The release of the two U.S. hikers who have been jailed in an Iranian prison for over two years has been delayed again after the judge who must sign their release order didn't appear in court.
Masoud Shafii, the lawyer representing jailed Americans Shane Bauer and Joshua Fattal, arrived at court Tuesday -- the day the final judge needed to sign their release order was supposed to return from vacation -- but was told that the judge was not in.
"I went to the court as I was told [by the judiciary], but the judge whose signature we needed is not back to work yet … They said they will contact me as soon as the judge comes back to work," Shafii told ABC News.
The continued delay of the Americans' release may be a sign of a growing rift between Iranian President Mahmoud Ahmadinejad and the country's ruling clerics, who control the courts.
Ahmadinejad announced plans to release Bauer and Fattal on $500,000 bail each last week, just ahead of his appearance before the U.N. General Assembly. Though one judge signed the paperwork Saturday, Ahmadinejad left for his meeting in New York on Monday with the two American still behind bars.
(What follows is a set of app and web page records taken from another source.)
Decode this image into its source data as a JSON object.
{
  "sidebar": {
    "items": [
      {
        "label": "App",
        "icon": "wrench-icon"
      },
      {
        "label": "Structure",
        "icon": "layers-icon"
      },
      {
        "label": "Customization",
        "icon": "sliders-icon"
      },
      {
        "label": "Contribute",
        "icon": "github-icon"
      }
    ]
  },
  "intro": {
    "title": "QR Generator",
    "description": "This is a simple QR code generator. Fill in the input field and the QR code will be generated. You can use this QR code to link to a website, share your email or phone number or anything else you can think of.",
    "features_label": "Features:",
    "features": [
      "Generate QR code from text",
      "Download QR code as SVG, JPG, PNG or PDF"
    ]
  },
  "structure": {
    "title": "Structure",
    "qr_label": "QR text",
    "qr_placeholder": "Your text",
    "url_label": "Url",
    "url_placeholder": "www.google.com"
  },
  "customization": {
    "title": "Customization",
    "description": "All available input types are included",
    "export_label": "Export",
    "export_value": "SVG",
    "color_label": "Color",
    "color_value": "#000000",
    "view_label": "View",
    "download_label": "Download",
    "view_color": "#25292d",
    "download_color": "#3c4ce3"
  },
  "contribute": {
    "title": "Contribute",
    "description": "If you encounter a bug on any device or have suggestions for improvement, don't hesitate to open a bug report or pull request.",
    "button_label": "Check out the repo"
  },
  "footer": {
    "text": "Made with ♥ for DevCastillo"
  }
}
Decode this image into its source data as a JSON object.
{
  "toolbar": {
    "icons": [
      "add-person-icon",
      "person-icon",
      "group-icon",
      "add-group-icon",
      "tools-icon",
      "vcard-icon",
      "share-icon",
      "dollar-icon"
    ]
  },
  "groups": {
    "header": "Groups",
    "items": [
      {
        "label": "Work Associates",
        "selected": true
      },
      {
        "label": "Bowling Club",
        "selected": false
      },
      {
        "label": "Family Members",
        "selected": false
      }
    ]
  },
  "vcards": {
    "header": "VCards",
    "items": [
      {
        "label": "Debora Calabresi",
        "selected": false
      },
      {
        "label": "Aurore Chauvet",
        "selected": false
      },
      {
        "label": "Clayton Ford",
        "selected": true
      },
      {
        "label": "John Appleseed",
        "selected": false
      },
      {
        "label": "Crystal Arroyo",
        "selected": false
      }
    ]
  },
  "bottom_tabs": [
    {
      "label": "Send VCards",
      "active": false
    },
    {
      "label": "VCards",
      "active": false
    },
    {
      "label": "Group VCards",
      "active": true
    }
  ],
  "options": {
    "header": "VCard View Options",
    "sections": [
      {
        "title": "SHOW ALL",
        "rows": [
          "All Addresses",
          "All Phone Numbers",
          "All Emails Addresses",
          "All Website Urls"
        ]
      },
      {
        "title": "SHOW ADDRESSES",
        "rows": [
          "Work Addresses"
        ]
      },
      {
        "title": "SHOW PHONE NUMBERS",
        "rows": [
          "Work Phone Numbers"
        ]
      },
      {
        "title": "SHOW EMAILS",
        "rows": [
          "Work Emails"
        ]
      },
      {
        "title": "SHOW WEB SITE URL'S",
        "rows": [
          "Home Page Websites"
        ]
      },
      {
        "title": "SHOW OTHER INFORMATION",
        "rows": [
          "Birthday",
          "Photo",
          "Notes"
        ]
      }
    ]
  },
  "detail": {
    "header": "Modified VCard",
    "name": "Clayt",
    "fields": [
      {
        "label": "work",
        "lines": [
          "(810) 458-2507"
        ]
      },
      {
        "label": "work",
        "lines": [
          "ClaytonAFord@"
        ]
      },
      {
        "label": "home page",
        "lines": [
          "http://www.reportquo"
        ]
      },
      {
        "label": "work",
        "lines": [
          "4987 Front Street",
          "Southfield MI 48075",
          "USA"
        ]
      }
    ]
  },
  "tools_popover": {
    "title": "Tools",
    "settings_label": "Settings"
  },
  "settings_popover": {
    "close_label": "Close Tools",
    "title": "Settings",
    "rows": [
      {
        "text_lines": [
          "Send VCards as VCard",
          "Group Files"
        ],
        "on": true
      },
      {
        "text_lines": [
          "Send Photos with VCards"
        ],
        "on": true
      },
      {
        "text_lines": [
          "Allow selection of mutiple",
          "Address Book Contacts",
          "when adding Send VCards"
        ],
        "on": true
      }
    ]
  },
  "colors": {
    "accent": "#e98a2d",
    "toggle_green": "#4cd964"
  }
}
Sources in Iran told ABC News that they believe that it is unlikely Bauer and Fattal will be released while the Iranian president is in New York. The delay may be a possible attempt by Ahmadinejad's political rivals to prevent him from gaining traction on the world stage.
Bauer and Fattal's release has been beset by mixed signals since Ahmadinejad indicated a fast-track release last week. Iran's judiciary, which is directly controlled by Supreme Leader Ayatollah Ali Khamenei – swiftly reminded the public that only the courts have the power to control the release's timing.
The news of the delay also came a day after a group of four U.S. Christian and Muslim leaders who had travelled to Iran hoping to return with the two Americans said that their release is imminent. The envoys had even gone as far as to book plane tickets for the pair.
The delegation of four said after an hour-plus meeting on Saturday with Ahmadinejad, along with other senior government officials, that the release of the 29-year-old Americans would happen soon.
"We have been promised that our visit was productive and helped accelerate the [pending] release of the hikers," Nihad Awad, director of the Council on American-Islamic Relations, said Monday.
The envoys added that the Iranian government is anticipating reciprocation by the U.S. on cases of Iranian nationals jailed in America.
Episcopal Bishop of Washington John Chane told the Associated Press that although no quid-pro-quo arrangements were officially made during the meeting, "they are looking for some reciprocity here."
The two men were convicted last month for spying and illegally entering Iran and were both sentenced to eight years in prison. They appealed the verdicts and an Iranian court set bail of $500,000 each, opening the way for their release.
Bauer, a freelance journalist, and Fattal, and environmental activist, have denied the charges, saying they were just hiking in Iraq's scenic north, and may have accidentally crossed an unmarked border with Iran.
A third American, Sarah Shourd, was detained with them, but she was released last September with mediation by Oman after her $500,000 bail was paid. The payment of bail in the cases must be arranged through third parties, like Oman, due to United States' economic sanctions on Iran.
The Associated Press contributed to this report